Resilient: Capable of returning to original size and shape after deformation.
RTV: Room Temperature Vulcanization, generally silicone rubber, that after mixing, will cure when exposed to air.
Rubber, Natural: Raw or crude rubber obtained from vegetable sources.
Rubber, Synthetic: Manufactured or man-made elastomers.
Runner: The distribution system within a mold connecting the sprue to the gates.
SBR: Styrene butadiene. Very good resilience & tensile strength. Poor ozone & oil resistance.
Screw: The rotating component of an injection press which delivers the rubber into the mold.
Scorching: Premature curing or setting up of raw compounding during processing.
Shrinkage: Decreased volume of seal, usually caused by extraction of soluble constituents by fluids followed by air drying.
Silicone Rubber: Elastomer that retains good properties through extra wide temperature range.
Specific Gravity: The ratio of the weight of a given substance to the weight of an equal volume of water at a specified temperature.

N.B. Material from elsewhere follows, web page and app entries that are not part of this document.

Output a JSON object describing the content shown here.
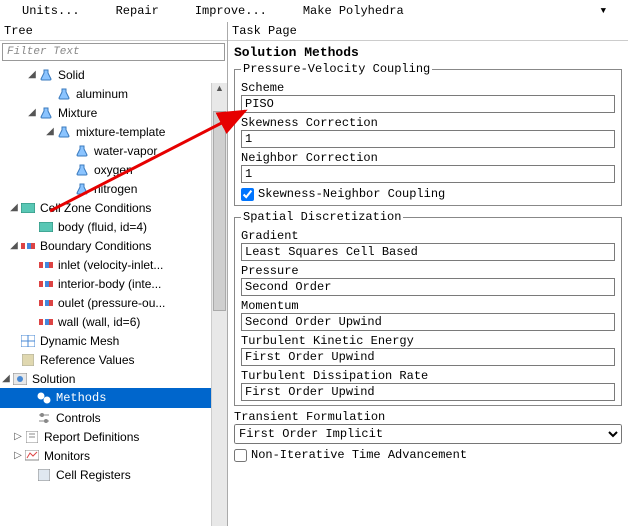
{
  "menu": {
    "units": "Units...",
    "repair": "Repair",
    "improve": "Improve...",
    "poly": "Make Polyhedra"
  },
  "panes": {
    "tree": "Tree",
    "task": "Task Page"
  },
  "filter": "Filter Text",
  "tree": {
    "solid": "Solid",
    "aluminum": "aluminum",
    "mixture": "Mixture",
    "mixtmpl": "mixture-template",
    "wvap": "water-vapor",
    "oxy": "oxygen",
    "nit": "nitrogen",
    "czc": "Cell Zone Conditions",
    "body": "body (fluid, id=4)",
    "bc": "Boundary Conditions",
    "inlet": "inlet (velocity-inlet...",
    "intb": "interior-body (inte...",
    "outlet": "oulet (pressure-ou...",
    "wall": "wall (wall, id=6)",
    "dynm": "Dynamic Mesh",
    "refv": "Reference Values",
    "sol": "Solution",
    "methods": "Methods",
    "controls": "Controls",
    "rdef": "Report Definitions",
    "mon": "Monitors",
    "creg": "Cell Registers"
  },
  "task": {
    "title": "Solution Methods",
    "grp_pv": "Pressure-Velocity Coupling",
    "scheme_l": "Scheme",
    "scheme_v": "PISO",
    "skew_l": "Skewness Correction",
    "skew_v": "1",
    "neigh_l": "Neighbor Correction",
    "neigh_v": "1",
    "sncoup": "Skewness-Neighbor Coupling",
    "grp_sd": "Spatial Discretization",
    "grad_l": "Gradient",
    "grad_v": "Least Squares Cell Based",
    "press_l": "Pressure",
    "press_v": "Second Order",
    "mom_l": "Momentum",
    "mom_v": "Second Order Upwind",
    "tke_l": "Turbulent Kinetic Energy",
    "tke_v": "First Order Upwind",
    "tdr_l": "Turbulent Dissipation Rate",
    "tdr_v": "First Order Upwind",
    "tf_l": "Transient Formulation",
    "tf_v": "First Order Implicit",
    "nita": "Non-Iterative Time Advancement"
  }
}
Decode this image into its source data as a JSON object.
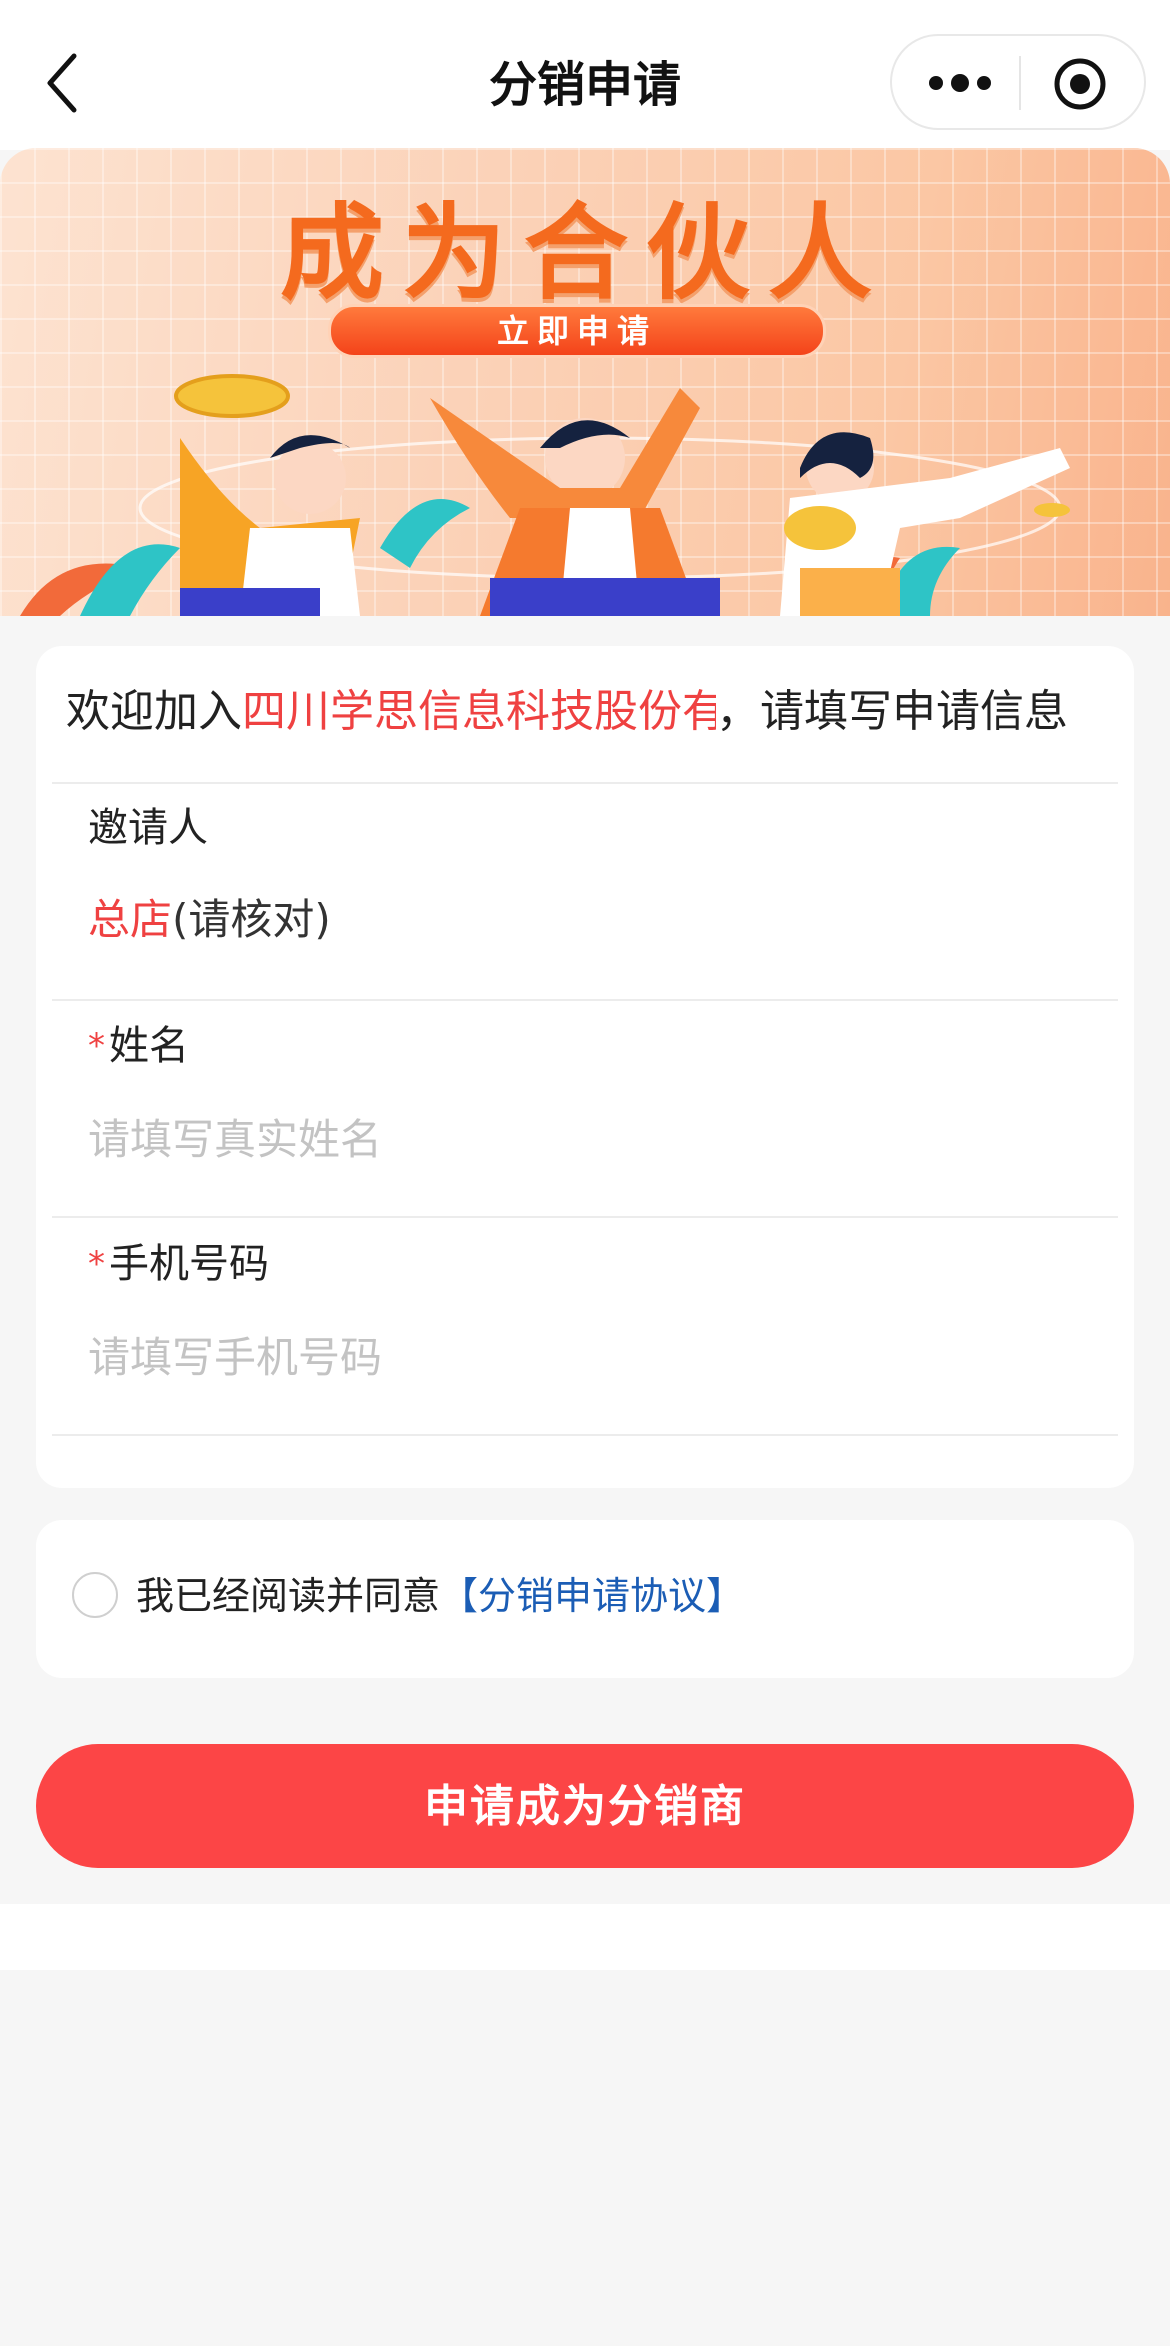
{
  "navbar": {
    "title": "分销申请"
  },
  "banner": {
    "headline": "成为合伙人",
    "cta_label": "立即申请"
  },
  "form": {
    "welcome_prefix": "欢迎加入",
    "company_name": "四川学思信息科技股份有限公司",
    "welcome_suffix": "，请填写申请信息",
    "inviter": {
      "label": "邀请人",
      "value": "总店",
      "hint": "(请核对)"
    },
    "name": {
      "required_mark": "*",
      "label": "姓名",
      "placeholder": "请填写真实姓名"
    },
    "phone": {
      "required_mark": "*",
      "label": "手机号码",
      "placeholder": "请填写手机号码"
    }
  },
  "agreement": {
    "text": "我已经阅读并同意",
    "link_label": "【分销申请协议】"
  },
  "submit": {
    "label": "申请成为分销商"
  },
  "colors": {
    "accent_red": "#fc4546",
    "link_blue": "#1b5db5",
    "banner_orange": "#f46a1e"
  }
}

Sprue: The initial entry point of rubber into a mold. In a simple mold, it is the same as a gate.
Sprue Marks: Marks left on the surface of a rubber part, usually elevated, after removal of the sprue or cured compound in the gate through which the compound is injected or transferred.
Static Seal: Part designed to seal between parts having no relative motion. (See Gasket)
Tear Resistance: Resistance to growth of a cut or nick when tension is applied to the cut specimen. Commonly expressed as "pounds per inch thickness".
Tensile Strength: Force in "pounds per square inch" required to cause the rupture of a specimen of a rubber material.
Thermal Expansion: Expansion caused by increase in temperature. May be linear or volumetric.
Viscosity: The property of fluids by which they resist an instantaneous change of shape. (Ex: Resistance to flow)
Vulcanization: A thermo-setting reaction involving the use of heat and pressure, resulting in greatly increased strength and elasticity of rubber-like materials.
Last Updated on Monday, 24 September 2012 09:34